The $1495 Workout Mirror: What to Know Before Buying


– I’m Ingrid Skjong, and today we are taking a look at Mirror. (upbeat music) Even if you don’t follow fitness, you’ve probably come
across this high design, high-tech piece of equipment
in your social media feeds, or on ads seemingly everywhere. But what exactly is it? Mirror is a smart mirror
that streams both on-demand and live fitness classes
from a companion app so you can workout at home. That might not sound so novel, but Mirror puts its
instructor front and center, along with your own reflection. Kind of like taking a
private class every time. Workouts include cardio,
yoga, bar, boxing, Pilates, strength and stretching
in levels one beginner, to four advanced. There are more than 70 live classes a week and a hefty collection
of on-demand options. Why is it so popular? If there’s one thing the fitness
world loves it’s a trend, and Mirror is one of several
brands, hello Peloton, that has capitalized on two. The increasing popularity
of connected fitness and the rise of boutique fitness studios. Mirror already has a competitor in fact, called the Echelon Reflect,
which we’re also testing. Connected fitness refers to
streamed on-demand workouts done at home that allow for everything a brick and mortar studio offers. Like the ability to follow
a favorite instructor, or a live group workouts
that foster a community feel, minus all travel and
scheduling constraints. And boutique fitness studios are giving traditional
gyms a run for their money. Boutique studios like

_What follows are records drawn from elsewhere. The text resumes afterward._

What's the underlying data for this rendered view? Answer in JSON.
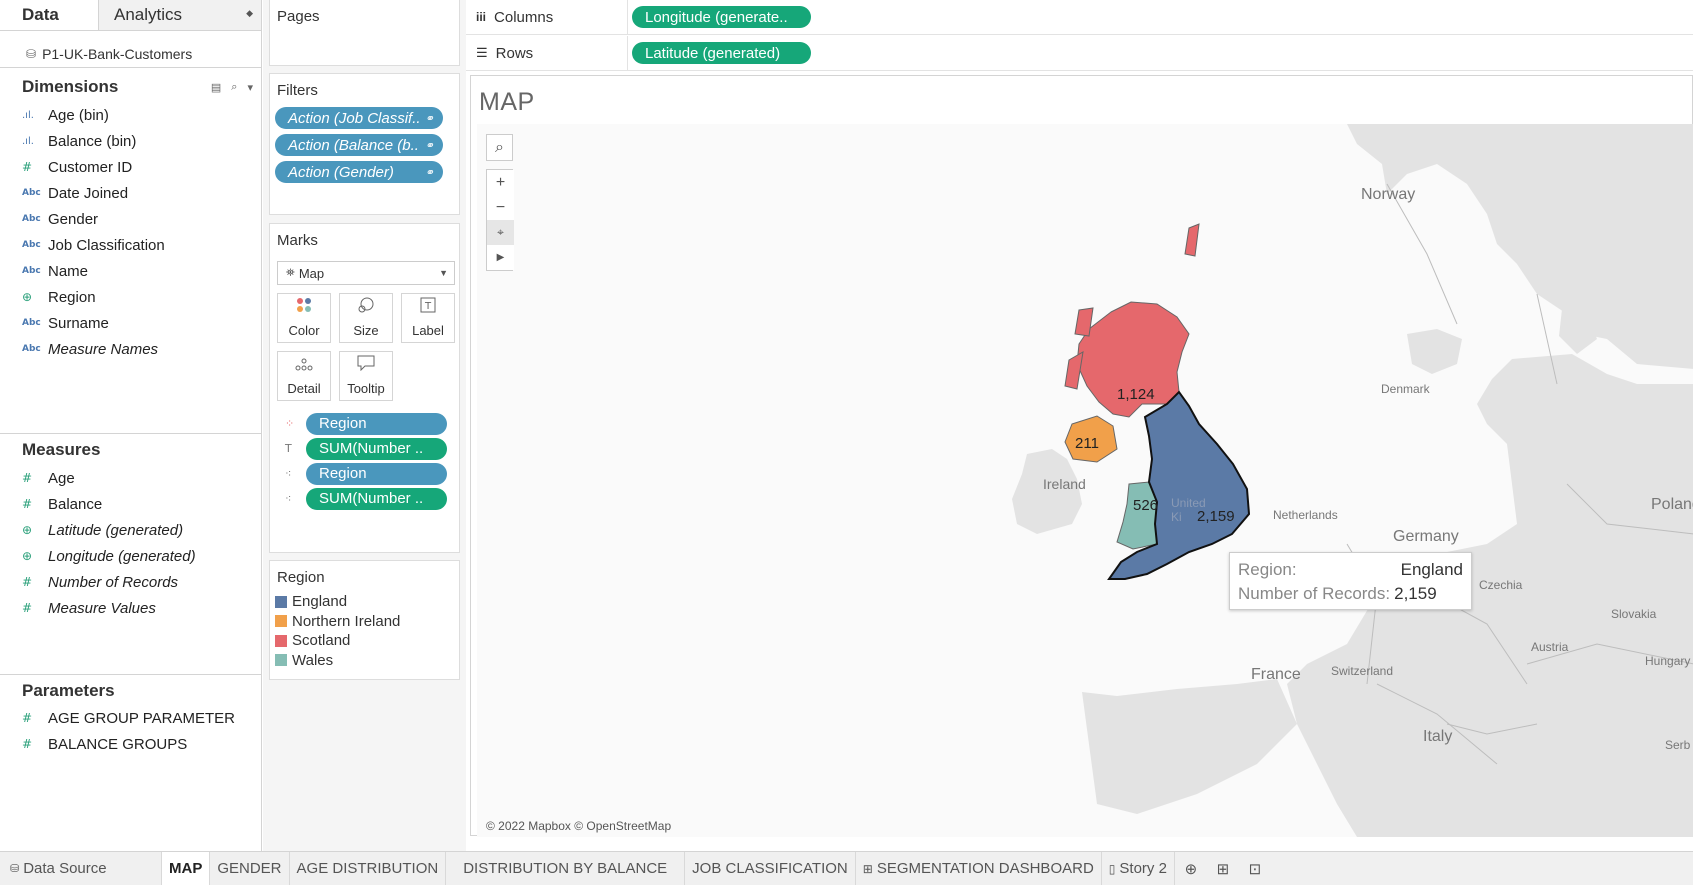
{
  "pane": {
    "data_tab": "Data",
    "analytics_tab": "Analytics",
    "datasource": "P1-UK-Bank-Customers",
    "dimensions_title": "Dimensions",
    "dimensions": [
      {
        "label": "Age (bin)",
        "icon": "bin-icon"
      },
      {
        "label": "Balance (bin)",
        "icon": "bin-icon"
      },
      {
        "label": "Customer ID",
        "icon": "number-icon"
      },
      {
        "label": "Date Joined",
        "icon": "string-icon"
      },
      {
        "label": "Gender",
        "icon": "string-icon"
      },
      {
        "label": "Job Classification",
        "icon": "string-icon"
      },
      {
        "label": "Name",
        "icon": "string-icon"
      },
      {
        "label": "Region",
        "icon": "globe-icon"
      },
      {
        "label": "Surname",
        "icon": "string-icon"
      },
      {
        "label": "Measure Names",
        "icon": "string-icon"
      }
    ],
    "measures_title": "Measures",
    "measures": [
      {
        "label": "Age",
        "icon": "number-icon"
      },
      {
        "label": "Balance",
        "icon": "number-icon"
      },
      {
        "label": "Latitude (generated)",
        "icon": "globe-icon"
      },
      {
        "label": "Longitude (generated)",
        "icon": "globe-icon"
      },
      {
        "label": "Number of Records",
        "icon": "number-icon"
      },
      {
        "label": "Measure Values",
        "icon": "number-icon"
      }
    ],
    "parameters_title": "Parameters",
    "parameters": [
      {
        "label": "AGE GROUP PARAMETER",
        "icon": "number-icon"
      },
      {
        "label": "BALANCE GROUPS",
        "icon": "number-icon"
      }
    ]
  },
  "pages_title": "Pages",
  "filters": {
    "title": "Filters",
    "items": [
      "Action (Job Classif..",
      "Action (Balance (b..",
      "Action (Gender)"
    ]
  },
  "marks": {
    "title": "Marks",
    "type": "Map",
    "buttons": [
      "Color",
      "Size",
      "Label",
      "Detail",
      "Tooltip"
    ],
    "fields": [
      {
        "label": "Region",
        "kind": "color-icon"
      },
      {
        "label": "SUM(Number ..",
        "kind": "label-icon"
      },
      {
        "label": "Region",
        "kind": "detail-icon"
      },
      {
        "label": "SUM(Number ..",
        "kind": "detail-icon"
      }
    ]
  },
  "legend": {
    "title": "Region",
    "items": [
      {
        "label": "England",
        "color": "#5b7aa6"
      },
      {
        "label": "Northern Ireland",
        "color": "#f1a04a"
      },
      {
        "label": "Scotland",
        "color": "#e5686c"
      },
      {
        "label": "Wales",
        "color": "#85bdb4"
      }
    ]
  },
  "shelves": {
    "columns_label": "Columns",
    "columns_pill": "Longitude (generate..",
    "rows_label": "Rows",
    "rows_pill": "Latitude (generated)"
  },
  "view": {
    "title": "MAP",
    "attribution": "© 2022 Mapbox © OpenStreetMap",
    "place_labels": {
      "norway": "Norway",
      "denmark": "Denmark",
      "ireland": "Ireland",
      "united_kingdom": "United Ki",
      "netherlands": "Netherlands",
      "germany": "Germany",
      "poland": "Poland",
      "czechia": "Czechia",
      "slovakia": "Slovakia",
      "austria": "Austria",
      "hungary": "Hungary",
      "switzerland": "Switzerland",
      "france": "France",
      "italy": "Italy",
      "serbia": "Serb"
    },
    "values": {
      "scotland": "1,124",
      "northern_ireland": "211",
      "wales": "526",
      "england": "2,159"
    },
    "tooltip": {
      "k1": "Region:",
      "v1": "England",
      "k2": "Number of Records:",
      "v2": "2,159"
    }
  },
  "tabs": {
    "datasource": "Data Source",
    "sheets": [
      "MAP",
      "GENDER",
      "AGE DISTRIBUTION",
      "DISTRIBUTION BY BALANCE",
      "JOB CLASSIFICATION",
      "SEGMENTATION DASHBOARD",
      "Story 2"
    ]
  }
}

Orangetheory, Barry’s Bootcamp, and barre3 took 40% of fitness industry market share in 2017. And from 2013 to 2017, the number of people holding memberships to boutique studios rose by 121%. So what is it exactly like to use Mirror? The Mirror app is your home base where you can browse workout

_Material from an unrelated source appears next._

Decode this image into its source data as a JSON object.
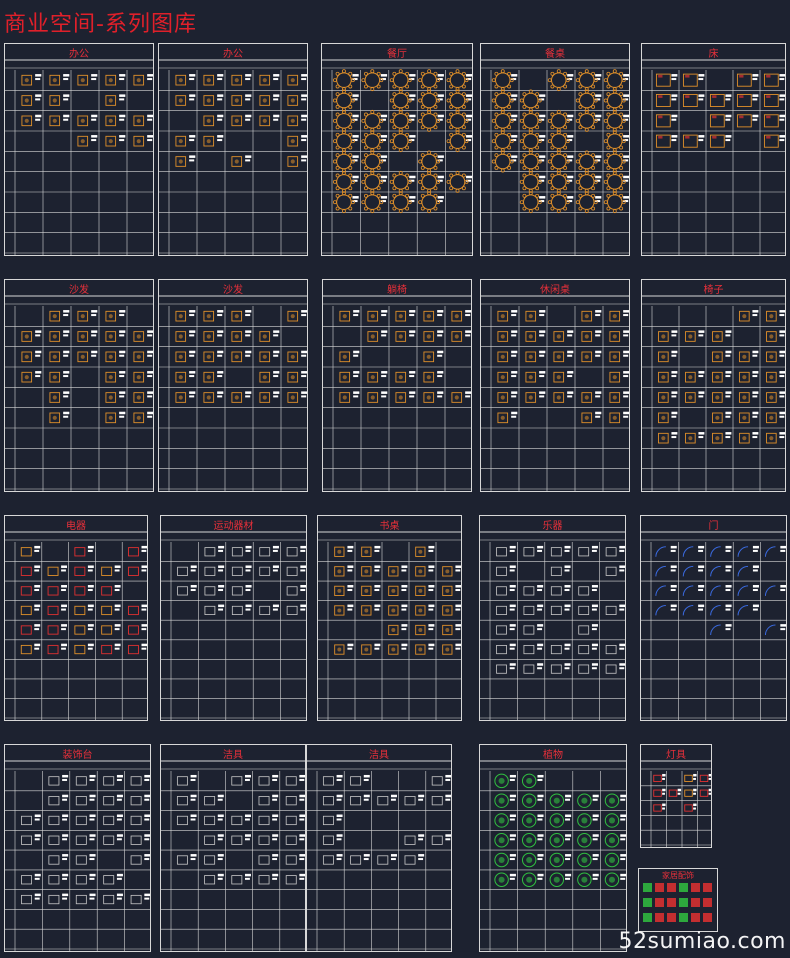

types and choose a class. You’ll see what equipment you’ll need, what exercises you’ll do, what order you’ll do them
in, and for how long. You can also read instructor bios so you know exactly who
you’re dealing with. During a workout your

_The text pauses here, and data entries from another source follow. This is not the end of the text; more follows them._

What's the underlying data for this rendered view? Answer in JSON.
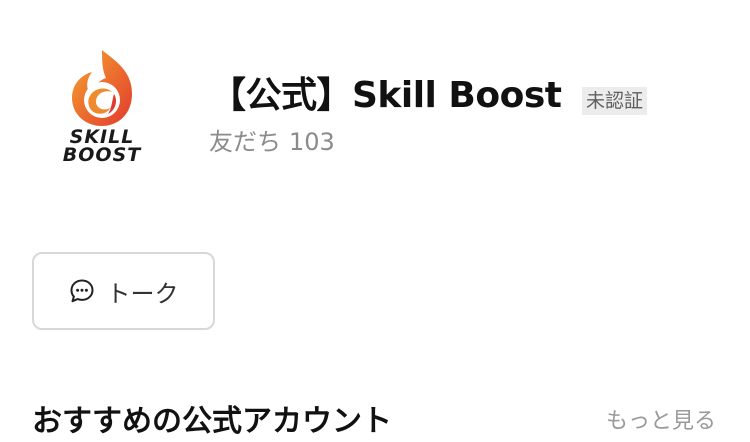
{
  "profile": {
    "name": "【公式】Skill Boost",
    "verification": "未認証",
    "friends_label": "友だち",
    "friends_count": "103",
    "logo": {
      "icon": "skill-boost-flame-logo",
      "text_line1": "SKILL",
      "text_line2": "BOOST",
      "colors": {
        "flame_outer": "#e8402c",
        "flame_inner": "#f39a2b",
        "text": "#1a1a1a"
      }
    }
  },
  "actions": {
    "talk": {
      "label": "トーク",
      "icon": "chat-bubble-icon"
    }
  },
  "recommended": {
    "title": "おすすめの公式アカウント",
    "more_label": "もっと見る"
  }
}
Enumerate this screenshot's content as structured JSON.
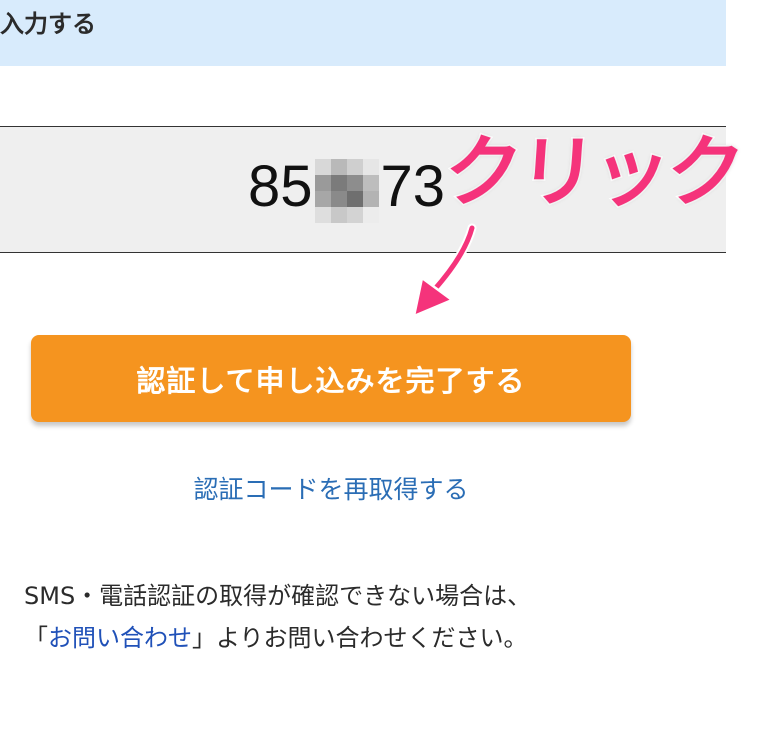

instructor is right there with your own reflection, which can take a beat
or two to get used to. Mirror has its own music stations and also supports Spotify Premium. You can adjust the volume of the music and the volume of the
instructor independently depending on who you
want to hear more from. And as you workout the screen
displays a countdown clock, calories burned, and if the Bluetooth heart
rate monitor is connected, real-time heart rate data. It also shows the names of
other people taking the class, whether the workout is live or on-demand. Instructors have access to
your profile, heart rate data, and class milestones,
and they give shout outs, so if you’re in a live
class you might get one. At the end of it all you get the chance to take
a congratulatory selfie. (camera snaps) One-on-one personal training via a camera at the top of the Mirror, will debut later this year. A lens cap is provided so
you can close off that window into your world at will. Mirror is attractive,
it operates seamlessly, has solid programming,
and is pretty fun to use. It’s not however cheap, you’ll pay $1495 for the Mirror, which
includes resistance bands, a heart rate monitor, and
a screen cleaning kit. $250 for setup and delivery, and $39 a month for the
subscription. That comes to $2213. (cash register chimes) So you’re looking at nearly
$200 a month for the first year, compare that to roughly $52, which is the national average cost of a monthly gym membership,
and it’s an investment. But as we all know, sometimes you can’t or don’t want to leave home to workout, and group classes or one-on-one training can be incredibly motivating. So we can see why owning a Mirror or some other piece of
connected fitness equipment, may be worthwhile. But whether it makes sense for you depends on your particular
situation and goals. We’re just getting started here, so stay tuned for wirecutter’s
full review of Mirror, coming soon. Me? Oh my god he’s hamming it up he’s like (laughs) Stop making direct eye contact while you’re going spread eagle. (laughs)